Methods: A population-based cohort study was conducted to analyze the children file (age < 18 years) of the Taiwan National Health Insurance program between 2000 and 2008. In total, 285,636 children with EV infection and 285,636 children without EV infection were included and followed up. The subsequent KD was the major outcome event.

Results: The cumulative incidence of KD was significantly higher in the EV-infected cohort than in the non-EV–infected cohort (log-rank test, P < 0.001). The overall incidence of KD was 56% higher in the EV-infected cohort than in the non-EV–infected cohort, with an adjusted hazard ratio of 1.56 (95% confidence interval: 1.44–1.69). Stratified analysis showed higher KD risk associated with previous EV infection in children 3–5 years old, in girls, in children living in less urbanization levels, in children with parental low-income occupation, and in children with allergic diseases.

Conclusions: There is a higher association between KD and previous EV infection in Taiwanese children, especially in those 3–5 years old, with female sex, with less urbanization level, with low-income parental occupation, and with allergy.
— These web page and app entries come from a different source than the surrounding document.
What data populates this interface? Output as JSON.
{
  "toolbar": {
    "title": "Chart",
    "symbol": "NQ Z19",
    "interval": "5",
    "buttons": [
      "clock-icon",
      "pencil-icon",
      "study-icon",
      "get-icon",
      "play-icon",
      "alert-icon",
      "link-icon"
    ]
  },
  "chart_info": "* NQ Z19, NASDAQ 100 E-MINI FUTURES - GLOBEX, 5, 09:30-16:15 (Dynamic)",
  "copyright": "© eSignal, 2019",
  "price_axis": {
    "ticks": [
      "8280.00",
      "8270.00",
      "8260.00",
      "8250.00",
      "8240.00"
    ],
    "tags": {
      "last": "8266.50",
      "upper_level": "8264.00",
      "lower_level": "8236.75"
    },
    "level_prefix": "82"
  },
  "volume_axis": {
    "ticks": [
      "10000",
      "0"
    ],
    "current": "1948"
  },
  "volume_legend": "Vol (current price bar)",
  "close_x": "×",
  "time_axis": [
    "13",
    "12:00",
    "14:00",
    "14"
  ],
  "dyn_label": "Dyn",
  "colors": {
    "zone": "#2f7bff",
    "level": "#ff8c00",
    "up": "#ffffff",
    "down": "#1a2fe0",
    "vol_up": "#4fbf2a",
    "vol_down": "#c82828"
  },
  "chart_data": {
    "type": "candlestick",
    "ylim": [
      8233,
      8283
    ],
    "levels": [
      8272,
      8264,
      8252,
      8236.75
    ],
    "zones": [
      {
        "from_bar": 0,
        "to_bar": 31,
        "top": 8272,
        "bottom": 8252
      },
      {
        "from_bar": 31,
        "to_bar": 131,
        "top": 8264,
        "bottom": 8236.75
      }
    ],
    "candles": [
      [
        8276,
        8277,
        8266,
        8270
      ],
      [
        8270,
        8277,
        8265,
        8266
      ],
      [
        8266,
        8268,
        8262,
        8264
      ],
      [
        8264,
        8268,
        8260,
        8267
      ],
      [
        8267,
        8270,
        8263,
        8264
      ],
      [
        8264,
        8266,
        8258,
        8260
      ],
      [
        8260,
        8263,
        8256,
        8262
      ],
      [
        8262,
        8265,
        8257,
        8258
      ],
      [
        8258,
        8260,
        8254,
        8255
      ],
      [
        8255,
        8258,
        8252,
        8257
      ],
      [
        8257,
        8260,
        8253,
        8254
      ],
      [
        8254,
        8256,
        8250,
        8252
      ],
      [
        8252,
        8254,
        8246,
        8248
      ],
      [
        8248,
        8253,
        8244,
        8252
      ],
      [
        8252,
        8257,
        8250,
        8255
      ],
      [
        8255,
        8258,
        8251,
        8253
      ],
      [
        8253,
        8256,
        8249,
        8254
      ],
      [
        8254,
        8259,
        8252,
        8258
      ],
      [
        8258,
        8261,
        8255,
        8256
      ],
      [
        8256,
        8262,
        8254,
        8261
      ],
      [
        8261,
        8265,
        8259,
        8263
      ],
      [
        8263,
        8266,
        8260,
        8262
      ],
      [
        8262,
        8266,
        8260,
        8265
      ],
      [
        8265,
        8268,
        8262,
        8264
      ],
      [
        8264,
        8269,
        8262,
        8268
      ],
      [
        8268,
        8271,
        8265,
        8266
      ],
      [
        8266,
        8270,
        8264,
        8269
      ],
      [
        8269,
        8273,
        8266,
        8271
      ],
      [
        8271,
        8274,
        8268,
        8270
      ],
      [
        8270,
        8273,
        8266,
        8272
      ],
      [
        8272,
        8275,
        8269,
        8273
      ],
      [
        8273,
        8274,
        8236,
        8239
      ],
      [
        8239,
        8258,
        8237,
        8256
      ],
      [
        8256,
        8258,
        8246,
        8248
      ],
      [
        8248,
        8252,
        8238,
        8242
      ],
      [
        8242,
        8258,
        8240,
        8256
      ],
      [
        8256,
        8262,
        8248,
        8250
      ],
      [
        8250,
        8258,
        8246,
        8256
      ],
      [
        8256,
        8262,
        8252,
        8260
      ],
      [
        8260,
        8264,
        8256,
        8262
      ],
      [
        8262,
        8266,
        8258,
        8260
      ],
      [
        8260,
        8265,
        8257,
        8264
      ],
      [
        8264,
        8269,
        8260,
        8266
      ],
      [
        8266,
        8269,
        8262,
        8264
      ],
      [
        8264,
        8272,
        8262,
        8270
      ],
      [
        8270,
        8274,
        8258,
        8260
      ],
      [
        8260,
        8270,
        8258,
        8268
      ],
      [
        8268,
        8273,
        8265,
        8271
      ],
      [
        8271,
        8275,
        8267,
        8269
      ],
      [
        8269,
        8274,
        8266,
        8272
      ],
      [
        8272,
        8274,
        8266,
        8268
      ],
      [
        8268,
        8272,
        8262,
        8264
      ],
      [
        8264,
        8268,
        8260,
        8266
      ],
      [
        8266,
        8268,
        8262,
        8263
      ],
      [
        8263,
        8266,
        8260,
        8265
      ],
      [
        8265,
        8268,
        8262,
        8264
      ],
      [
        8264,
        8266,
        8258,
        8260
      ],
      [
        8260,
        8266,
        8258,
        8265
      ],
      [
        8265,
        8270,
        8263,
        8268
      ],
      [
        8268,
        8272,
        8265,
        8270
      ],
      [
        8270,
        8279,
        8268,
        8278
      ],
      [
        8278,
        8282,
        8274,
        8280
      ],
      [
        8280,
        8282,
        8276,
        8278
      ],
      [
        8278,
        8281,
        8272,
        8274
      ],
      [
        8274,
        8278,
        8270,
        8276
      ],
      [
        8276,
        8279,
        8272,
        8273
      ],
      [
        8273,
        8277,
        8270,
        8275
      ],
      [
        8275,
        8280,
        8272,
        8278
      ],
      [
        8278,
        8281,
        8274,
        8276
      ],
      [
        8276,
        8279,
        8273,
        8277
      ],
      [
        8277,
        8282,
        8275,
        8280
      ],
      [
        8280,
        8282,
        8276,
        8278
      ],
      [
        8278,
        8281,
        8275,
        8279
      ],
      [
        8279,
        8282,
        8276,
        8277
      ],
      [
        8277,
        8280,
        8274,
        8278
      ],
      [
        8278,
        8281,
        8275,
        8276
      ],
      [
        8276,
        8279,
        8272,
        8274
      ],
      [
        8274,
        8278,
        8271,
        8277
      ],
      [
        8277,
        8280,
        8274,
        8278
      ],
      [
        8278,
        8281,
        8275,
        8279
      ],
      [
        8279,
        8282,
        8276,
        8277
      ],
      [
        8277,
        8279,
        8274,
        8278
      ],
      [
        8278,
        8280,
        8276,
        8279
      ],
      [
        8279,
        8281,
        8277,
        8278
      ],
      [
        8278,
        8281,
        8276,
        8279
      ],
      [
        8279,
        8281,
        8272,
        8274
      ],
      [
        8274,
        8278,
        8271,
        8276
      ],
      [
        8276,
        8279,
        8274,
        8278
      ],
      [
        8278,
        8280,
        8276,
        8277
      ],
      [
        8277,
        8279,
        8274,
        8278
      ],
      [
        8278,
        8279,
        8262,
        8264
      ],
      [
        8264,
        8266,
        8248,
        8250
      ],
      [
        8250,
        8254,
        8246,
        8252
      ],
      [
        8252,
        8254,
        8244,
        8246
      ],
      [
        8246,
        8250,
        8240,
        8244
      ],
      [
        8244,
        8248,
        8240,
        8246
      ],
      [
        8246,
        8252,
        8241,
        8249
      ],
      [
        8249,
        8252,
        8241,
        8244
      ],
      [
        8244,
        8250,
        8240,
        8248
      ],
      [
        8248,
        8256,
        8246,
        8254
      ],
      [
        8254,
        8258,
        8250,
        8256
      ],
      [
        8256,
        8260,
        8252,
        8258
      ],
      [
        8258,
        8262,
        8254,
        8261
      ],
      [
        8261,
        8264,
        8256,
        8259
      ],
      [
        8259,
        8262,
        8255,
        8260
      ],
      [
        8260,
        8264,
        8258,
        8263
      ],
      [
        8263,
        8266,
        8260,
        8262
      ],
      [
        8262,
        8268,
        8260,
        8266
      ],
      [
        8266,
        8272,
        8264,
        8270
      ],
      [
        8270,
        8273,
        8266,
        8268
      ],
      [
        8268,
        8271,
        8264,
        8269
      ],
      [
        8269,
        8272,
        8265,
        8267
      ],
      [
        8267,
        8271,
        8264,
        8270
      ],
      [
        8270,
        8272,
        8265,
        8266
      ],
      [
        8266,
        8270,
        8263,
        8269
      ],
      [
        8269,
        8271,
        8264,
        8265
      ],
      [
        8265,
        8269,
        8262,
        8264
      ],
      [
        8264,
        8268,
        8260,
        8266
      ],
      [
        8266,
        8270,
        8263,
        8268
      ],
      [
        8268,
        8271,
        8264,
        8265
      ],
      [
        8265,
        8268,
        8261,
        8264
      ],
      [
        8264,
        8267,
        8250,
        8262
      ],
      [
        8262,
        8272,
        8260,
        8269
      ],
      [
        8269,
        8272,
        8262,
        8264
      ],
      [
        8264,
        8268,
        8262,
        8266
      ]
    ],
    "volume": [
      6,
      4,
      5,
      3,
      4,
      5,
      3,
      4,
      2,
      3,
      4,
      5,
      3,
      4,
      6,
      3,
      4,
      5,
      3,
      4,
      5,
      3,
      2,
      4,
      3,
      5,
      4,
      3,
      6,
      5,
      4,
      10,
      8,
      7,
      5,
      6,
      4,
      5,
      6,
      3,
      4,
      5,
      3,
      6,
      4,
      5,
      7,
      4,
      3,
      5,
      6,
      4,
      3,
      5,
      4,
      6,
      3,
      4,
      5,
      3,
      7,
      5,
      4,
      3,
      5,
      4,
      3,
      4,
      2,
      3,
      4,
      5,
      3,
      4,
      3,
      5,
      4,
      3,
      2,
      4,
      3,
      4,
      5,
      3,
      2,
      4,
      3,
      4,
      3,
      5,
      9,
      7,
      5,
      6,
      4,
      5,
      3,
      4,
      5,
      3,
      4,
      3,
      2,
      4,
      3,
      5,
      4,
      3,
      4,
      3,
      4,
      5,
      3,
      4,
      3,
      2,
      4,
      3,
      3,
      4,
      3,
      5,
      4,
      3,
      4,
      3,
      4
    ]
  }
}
From the *Department of Pediatrics, Kaohsiung Veterans General Hospital, Kaohsiung, Taiwan; Faculty of Medicine, National Yang-Ming University, Taipei, Taiwan; Department of Physical Therapy, Shu-Zen Junior College of Medicine and Management, Kaohsiung, Taiwan; §Division of Allergy, Immunology and Rheumatology, Department of Medicine, Chung Shan Medical University Hospital, Institute of Medicine, Chung Shan Medical University, and Graduate Institute of Integrated Medicine, China Medical University, Taichung, Taiwan; **Department of Emergency Medicine, Kaohsiung Veterans General Hospital, Kaohsiung, Taiwan; ††Institute of Public Health, School of Medicine, National Yang Ming University, Taipei, Taiwan; ‡‡Yuhing Junior College of Health Care and Management, Kaohsiung, Taiwan; §§Department of Nursing, Fooyin University, Kaohsiung, Taiwan; ¶¶Department of Pediatrics, Kaohsiung Municipal United Hospital, Kaohsiung, Taiwan; and ‖‖Management Office for Health Data, China Medical University Hospital, and ***College of Medicine, China Medical University, Taichung, Taiwan.

Accepted for publication July 10, 2017.

The authors have no funding or conflicts of interest to disclose.

* K.-P.W. and J.C.-C.W. authors contributed equally to the work.

Address for correspondence: Ken-Pen Weng, MD, Department of Pediatrics, Kaohsiung Veterans General Hospital, 386 Ta-Chung 1st Road, Kaohsiung 813, Taiwan. E-mail: kenpenweng@yahoo.com.tw.

Copyright © 2018 Wolters Kluwer Health, Inc. All rights reserved.